The first of these triumphs came during the 2002 season when they blew out the Oakland Raiders 48-21. More recently, they lifted the Vince Lombardi Trophy in 2021, besting the Kansas City Chiefs 31-9 thanks to an inspirational performance by veteran quarterback Tom Brady. Going by the NFL odds shown at DraftKings at the time, the Buccaneers were not expected to win – making the triumph all the more satisfying.
These may be the two most successful teams in Buccaneers history. But they are far from the only incredible players to have passed through Tampa Bay over the years.
The question is, who should be judged to be the best ever Buccaneers players? We took a look through the history books to find out.
Widely regarded as the greatest Buc ever, Derrick Brooks is one of the best linebackers that has ever played the game. Brooks spent his entire 13-year professional career with the Buccaneers, forming part of that aforementioned Super Bowl winning roster in 2002.
During his time in Florida he also secured a long list of franchise records. He is the Bucs’ all-time leader for tackles and forced fumbles, while only one player has featured in more games.
During his heyday, Warren Sapp was one of the most dominant defensive forces in the NFL. Spending eight years in Tampa Bay before joining the team he helped defeat in the Super Bowl, the Raiders, Sapp racked up a string of personal accolades during his career. These included being named in the 1990s and 2000s NFL All-Decade Teams, winning the Defensive Player of the Year in 1999 and securing four All-Pro first team appearances.
Lee Roy Selmon
When the Buccaneers took Lee Roy Selmon as their first ever draft pick all the way back in 1976, few could have predicted the legendary career he would go on to enjoy. Although his franchise initially struggled after joining the league, Selmon’s talent was never in doubt and the defensive end would end up being inducted into both the College Football and NFL Hall of Fame.
Currently the general manager of the San Francisco 49ers, John Lynch initially made his name as a talented safety. During a decade with the Bucs he helped them to a Super Bowl victory and was five-time Pro Bowl player. He is perhaps best known for his ability to come up with clutch plays late in games. This was extremely helpful for the Buccaneers throughout the 1990s and 2000s.
There is nothing better than a one-franchise man and Ronde Barber was exactly that, remaining loyal to the Buccaneers between 1997 and 2012. Drafted in the third round he bounced back for an unsensational start to become one of the most reliable cornerbacks in the entire league. The pinnacle of his career was the 2001 season where he completed more interceptions than any other NFL player.
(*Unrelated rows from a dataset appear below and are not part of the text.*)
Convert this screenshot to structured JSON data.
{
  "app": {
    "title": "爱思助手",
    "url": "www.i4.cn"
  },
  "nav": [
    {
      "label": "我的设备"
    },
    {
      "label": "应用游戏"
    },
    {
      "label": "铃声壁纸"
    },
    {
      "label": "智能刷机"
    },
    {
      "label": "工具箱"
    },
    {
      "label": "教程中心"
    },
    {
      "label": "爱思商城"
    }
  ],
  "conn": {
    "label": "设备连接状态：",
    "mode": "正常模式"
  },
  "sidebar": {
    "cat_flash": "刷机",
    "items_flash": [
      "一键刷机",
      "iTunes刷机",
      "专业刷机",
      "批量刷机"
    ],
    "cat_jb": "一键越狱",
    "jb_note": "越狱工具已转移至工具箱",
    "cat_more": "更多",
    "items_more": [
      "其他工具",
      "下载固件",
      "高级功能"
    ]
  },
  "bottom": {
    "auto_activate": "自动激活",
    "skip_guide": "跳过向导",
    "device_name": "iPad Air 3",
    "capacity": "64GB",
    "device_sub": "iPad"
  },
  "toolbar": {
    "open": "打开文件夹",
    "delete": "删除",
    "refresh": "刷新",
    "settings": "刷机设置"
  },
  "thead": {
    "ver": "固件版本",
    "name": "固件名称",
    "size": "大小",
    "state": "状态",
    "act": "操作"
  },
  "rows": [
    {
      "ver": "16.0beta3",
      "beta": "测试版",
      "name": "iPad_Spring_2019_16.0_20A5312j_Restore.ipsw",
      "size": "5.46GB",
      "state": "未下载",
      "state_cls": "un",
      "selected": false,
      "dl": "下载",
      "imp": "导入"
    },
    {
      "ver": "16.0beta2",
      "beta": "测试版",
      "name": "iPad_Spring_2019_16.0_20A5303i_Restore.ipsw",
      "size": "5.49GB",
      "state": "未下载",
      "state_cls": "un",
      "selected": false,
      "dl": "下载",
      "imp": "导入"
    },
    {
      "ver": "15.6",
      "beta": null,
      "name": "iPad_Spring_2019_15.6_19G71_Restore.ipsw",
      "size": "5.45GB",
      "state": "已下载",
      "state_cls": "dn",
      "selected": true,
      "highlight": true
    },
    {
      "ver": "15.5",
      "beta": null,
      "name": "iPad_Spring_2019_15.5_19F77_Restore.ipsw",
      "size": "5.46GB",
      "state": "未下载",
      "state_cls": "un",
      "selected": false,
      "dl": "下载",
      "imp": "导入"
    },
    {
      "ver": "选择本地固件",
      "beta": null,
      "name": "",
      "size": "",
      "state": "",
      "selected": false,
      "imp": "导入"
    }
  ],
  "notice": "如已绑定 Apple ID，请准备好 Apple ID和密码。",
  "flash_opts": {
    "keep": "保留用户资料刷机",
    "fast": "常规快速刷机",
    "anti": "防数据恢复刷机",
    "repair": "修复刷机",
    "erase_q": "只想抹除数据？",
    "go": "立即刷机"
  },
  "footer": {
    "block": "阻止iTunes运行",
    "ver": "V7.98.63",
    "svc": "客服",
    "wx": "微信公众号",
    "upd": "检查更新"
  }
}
Simeon Rice was not with the Buccaneers for as long as some of the other players on this list, spending just five years in Tampa Bay between 2001 and 2006. However, that did not stop him making a huge impact. He currently ranks second on the franchise’s all-time sacks list with 69.5, two of which came in the Super Bowl.
Mike Evans is one of only two inclusions on our list that is still playing for the Buccaneers today. Taken as the seventh overall pick in the 2014 draft, Evans incredible form has been one of the key reasons for the franchise’s recent rise. He holds a whole host of franchise records already, including most receiving yards, most receiving touchdowns and most consecutive 1000 yards receiving seasons. Expect him to topple a few more milestones over the next few years too.
Lavonte David is also part of the Bucs’ current roster. Drafted back in 2012 he soon established himself as one of the franchises’ key defensive pieces. In Super Bowl LV, his contributions were particularly important. During the game David recorded six tackles, ensuring he secured his first ever championship ring. He is the Buccaneers ’ all-time leader in fumble recoveries and tackles for a loss, also recording the most assisted tackles in a single season back in 2015.
Doug Williams was only with the Buccaneers for five years but he was instrumental in turning them from a laughing stock into a serious NFL franchise. Not only was Williams an incredible quarterback – he registered solid passing stats and also consistently led the league in QB rushing yards – his leadership both on and off the field was invaluable. He made his team’s offense run like clockwork and also ensured locker room morale never dipped. A born leader.
James Wilder Sr.
Rounding off our list is James Wilder Sr. He was not the flashiest running back, but he was extremely effective. Wilder Sr. scrapped for every yard and it is little surprise that he remains the franchise’s all-time leader for rushing yards. His fearlessness and willingness to put in the hard graft made him a fearsome operator.